• [Your instructions] The required result is a copy of each line below in which "content" appears.

--- START ---

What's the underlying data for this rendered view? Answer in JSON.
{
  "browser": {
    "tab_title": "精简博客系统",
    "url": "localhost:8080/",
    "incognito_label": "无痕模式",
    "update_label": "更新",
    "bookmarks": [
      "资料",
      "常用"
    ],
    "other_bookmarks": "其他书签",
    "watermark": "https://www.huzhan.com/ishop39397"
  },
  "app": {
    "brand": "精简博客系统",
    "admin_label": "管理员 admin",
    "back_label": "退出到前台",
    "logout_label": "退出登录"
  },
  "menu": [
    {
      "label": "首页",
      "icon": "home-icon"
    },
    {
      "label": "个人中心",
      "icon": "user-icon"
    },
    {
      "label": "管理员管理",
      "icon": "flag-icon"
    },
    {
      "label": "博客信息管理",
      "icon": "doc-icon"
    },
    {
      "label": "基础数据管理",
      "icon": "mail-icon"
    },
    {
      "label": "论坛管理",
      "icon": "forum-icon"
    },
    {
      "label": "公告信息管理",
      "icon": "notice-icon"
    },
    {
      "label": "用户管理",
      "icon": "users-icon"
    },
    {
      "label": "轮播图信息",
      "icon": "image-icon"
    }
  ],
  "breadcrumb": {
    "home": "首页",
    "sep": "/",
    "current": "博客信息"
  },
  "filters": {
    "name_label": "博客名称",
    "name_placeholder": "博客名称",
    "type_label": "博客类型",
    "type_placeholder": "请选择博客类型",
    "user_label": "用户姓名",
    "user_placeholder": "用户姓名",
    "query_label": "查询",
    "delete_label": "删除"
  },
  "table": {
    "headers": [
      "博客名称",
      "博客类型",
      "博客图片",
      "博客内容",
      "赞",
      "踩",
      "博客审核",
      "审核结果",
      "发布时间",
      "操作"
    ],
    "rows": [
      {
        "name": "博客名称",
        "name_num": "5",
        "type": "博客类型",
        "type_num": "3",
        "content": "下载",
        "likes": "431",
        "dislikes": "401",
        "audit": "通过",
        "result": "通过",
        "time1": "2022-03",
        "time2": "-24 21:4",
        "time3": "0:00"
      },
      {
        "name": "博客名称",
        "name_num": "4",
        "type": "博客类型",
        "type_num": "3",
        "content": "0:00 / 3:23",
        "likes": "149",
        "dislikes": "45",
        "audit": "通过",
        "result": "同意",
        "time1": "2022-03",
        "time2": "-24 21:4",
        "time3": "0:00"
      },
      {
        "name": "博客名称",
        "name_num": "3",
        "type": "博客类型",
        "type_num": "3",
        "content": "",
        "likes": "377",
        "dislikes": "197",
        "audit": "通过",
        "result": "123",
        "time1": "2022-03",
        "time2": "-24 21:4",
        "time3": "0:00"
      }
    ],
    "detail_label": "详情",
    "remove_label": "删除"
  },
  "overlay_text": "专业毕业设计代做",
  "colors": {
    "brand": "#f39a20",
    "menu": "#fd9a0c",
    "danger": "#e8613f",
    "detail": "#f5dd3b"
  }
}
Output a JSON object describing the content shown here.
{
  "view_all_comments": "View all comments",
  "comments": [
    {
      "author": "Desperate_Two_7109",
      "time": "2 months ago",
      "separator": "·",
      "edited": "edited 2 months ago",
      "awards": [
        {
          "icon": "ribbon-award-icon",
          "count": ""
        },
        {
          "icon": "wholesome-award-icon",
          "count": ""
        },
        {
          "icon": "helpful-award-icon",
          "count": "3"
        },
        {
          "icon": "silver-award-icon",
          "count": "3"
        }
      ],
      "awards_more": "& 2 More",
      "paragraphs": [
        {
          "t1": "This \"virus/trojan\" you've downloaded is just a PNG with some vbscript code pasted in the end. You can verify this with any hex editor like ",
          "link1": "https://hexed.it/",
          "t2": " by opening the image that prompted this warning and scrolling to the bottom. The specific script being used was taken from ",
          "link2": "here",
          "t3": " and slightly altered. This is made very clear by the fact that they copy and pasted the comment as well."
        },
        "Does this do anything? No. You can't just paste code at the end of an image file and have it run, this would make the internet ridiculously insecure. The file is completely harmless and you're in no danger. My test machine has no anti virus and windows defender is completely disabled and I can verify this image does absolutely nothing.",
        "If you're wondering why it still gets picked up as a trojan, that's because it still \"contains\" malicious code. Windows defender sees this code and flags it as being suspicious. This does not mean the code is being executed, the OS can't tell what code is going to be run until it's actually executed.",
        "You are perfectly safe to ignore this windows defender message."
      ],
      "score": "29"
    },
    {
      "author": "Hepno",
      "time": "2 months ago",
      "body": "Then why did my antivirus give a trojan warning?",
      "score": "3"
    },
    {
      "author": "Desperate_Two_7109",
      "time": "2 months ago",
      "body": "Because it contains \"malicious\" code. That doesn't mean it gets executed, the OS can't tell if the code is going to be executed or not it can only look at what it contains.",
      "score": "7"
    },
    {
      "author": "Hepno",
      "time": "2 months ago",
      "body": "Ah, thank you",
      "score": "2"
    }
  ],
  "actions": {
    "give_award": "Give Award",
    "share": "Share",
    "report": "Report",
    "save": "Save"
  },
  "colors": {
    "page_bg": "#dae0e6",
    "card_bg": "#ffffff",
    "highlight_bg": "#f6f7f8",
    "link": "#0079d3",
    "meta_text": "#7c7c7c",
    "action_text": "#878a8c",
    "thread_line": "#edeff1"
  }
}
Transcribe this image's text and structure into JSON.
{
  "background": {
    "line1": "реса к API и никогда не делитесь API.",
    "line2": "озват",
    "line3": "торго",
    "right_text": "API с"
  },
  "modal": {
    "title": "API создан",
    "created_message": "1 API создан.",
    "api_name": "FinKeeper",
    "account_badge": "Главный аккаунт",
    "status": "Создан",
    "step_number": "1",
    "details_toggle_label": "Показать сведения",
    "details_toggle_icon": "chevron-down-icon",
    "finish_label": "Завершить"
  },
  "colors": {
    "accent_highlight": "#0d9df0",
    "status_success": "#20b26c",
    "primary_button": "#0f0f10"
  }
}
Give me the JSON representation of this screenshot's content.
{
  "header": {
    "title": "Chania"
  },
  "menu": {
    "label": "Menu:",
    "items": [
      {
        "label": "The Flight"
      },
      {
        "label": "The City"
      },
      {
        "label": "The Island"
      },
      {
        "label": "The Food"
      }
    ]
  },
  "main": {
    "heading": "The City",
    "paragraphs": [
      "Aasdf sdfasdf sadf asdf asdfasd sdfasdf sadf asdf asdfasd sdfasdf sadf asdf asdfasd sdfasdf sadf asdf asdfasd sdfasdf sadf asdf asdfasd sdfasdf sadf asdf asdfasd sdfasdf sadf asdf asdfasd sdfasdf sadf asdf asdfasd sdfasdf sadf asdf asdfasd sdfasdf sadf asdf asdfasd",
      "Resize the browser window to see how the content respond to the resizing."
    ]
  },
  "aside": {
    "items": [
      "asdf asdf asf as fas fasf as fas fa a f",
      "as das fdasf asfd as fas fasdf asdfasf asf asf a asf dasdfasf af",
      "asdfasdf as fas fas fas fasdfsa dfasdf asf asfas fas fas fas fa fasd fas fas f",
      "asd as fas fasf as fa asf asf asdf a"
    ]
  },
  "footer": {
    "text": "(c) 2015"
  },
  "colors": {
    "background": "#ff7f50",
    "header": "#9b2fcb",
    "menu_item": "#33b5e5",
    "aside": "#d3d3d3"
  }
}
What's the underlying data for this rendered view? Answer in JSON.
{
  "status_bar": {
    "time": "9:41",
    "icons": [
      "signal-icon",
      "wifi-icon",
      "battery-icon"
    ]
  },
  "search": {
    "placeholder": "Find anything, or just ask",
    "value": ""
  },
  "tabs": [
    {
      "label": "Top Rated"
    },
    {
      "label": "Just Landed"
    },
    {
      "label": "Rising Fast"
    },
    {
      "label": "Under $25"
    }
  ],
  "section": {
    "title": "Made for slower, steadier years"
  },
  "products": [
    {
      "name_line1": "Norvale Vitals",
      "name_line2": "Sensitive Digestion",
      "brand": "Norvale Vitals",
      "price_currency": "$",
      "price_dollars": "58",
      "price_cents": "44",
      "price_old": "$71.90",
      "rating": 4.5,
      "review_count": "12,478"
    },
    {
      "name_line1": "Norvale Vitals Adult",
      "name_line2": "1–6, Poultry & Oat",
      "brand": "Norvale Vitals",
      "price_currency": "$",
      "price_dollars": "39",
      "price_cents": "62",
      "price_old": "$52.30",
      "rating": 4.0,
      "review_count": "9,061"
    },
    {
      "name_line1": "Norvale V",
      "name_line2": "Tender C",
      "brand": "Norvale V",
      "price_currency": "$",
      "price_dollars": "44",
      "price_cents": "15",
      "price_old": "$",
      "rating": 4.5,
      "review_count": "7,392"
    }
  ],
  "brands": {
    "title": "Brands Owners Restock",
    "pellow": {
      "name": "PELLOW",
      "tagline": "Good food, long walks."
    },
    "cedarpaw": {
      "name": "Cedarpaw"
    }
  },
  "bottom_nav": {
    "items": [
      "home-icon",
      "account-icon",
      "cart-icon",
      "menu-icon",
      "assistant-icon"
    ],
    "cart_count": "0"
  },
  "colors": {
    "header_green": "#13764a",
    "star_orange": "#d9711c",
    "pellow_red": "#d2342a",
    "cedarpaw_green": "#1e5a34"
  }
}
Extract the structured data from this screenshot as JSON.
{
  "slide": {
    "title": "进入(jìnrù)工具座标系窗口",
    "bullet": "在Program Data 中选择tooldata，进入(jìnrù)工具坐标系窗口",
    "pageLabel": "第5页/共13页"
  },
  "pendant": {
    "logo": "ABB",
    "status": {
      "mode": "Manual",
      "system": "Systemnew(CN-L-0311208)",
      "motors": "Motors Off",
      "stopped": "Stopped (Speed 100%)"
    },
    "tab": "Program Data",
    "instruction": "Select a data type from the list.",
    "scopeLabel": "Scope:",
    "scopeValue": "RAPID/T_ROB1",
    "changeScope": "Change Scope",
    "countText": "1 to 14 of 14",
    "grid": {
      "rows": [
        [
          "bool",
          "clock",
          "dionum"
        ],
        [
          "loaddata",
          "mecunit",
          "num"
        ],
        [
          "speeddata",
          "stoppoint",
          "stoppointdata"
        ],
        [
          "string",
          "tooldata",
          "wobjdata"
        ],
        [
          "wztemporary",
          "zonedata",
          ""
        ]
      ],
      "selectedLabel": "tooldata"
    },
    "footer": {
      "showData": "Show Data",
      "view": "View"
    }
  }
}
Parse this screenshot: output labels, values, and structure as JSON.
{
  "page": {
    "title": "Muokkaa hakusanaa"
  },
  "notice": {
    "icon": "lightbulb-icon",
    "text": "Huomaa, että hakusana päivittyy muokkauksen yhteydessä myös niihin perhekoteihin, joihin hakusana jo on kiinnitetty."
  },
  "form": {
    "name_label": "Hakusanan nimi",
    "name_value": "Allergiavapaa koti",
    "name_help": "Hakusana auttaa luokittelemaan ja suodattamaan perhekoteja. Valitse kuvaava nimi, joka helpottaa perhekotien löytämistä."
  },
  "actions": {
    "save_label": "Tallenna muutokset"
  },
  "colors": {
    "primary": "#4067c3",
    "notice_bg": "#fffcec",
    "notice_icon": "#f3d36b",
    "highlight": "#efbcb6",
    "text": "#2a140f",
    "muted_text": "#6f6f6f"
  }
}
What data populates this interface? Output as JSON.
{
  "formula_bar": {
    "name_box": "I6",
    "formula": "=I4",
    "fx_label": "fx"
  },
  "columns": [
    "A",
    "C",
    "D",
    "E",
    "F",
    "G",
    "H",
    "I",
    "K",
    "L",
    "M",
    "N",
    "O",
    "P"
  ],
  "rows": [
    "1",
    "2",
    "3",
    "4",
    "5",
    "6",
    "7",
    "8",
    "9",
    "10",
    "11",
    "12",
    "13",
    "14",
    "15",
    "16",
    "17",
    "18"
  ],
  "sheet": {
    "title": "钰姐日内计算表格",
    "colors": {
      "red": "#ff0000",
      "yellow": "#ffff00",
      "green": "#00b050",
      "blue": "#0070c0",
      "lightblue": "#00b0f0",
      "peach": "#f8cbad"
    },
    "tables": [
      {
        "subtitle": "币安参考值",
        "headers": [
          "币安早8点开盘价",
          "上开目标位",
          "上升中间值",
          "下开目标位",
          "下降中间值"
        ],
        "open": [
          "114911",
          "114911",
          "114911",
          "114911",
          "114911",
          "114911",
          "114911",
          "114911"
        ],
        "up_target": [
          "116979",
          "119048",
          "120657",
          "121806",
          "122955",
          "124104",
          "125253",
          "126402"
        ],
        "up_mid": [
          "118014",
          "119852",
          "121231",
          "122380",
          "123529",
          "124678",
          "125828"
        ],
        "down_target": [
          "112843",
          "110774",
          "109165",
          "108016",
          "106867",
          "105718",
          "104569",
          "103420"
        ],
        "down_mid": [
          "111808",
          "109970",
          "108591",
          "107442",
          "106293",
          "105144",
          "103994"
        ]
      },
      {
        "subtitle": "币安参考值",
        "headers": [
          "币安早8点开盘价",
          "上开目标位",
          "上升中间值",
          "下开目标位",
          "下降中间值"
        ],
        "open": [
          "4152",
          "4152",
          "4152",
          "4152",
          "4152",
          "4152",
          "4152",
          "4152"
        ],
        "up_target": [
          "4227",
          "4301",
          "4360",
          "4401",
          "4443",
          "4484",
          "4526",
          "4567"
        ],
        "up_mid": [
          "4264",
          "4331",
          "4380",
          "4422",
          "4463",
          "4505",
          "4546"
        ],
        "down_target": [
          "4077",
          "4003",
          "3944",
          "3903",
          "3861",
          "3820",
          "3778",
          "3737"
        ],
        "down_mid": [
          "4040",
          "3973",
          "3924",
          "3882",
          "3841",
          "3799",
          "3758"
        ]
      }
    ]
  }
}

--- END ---

• [Answer section]
        "content": "下载",
        "content": "0:00 / 3:23",
        "content": "",
Output a JSON object describing the content shown here.
Give me the JSON representation of this screenshot's content.
      "Resize the browser window to see how the content respond to the resizing."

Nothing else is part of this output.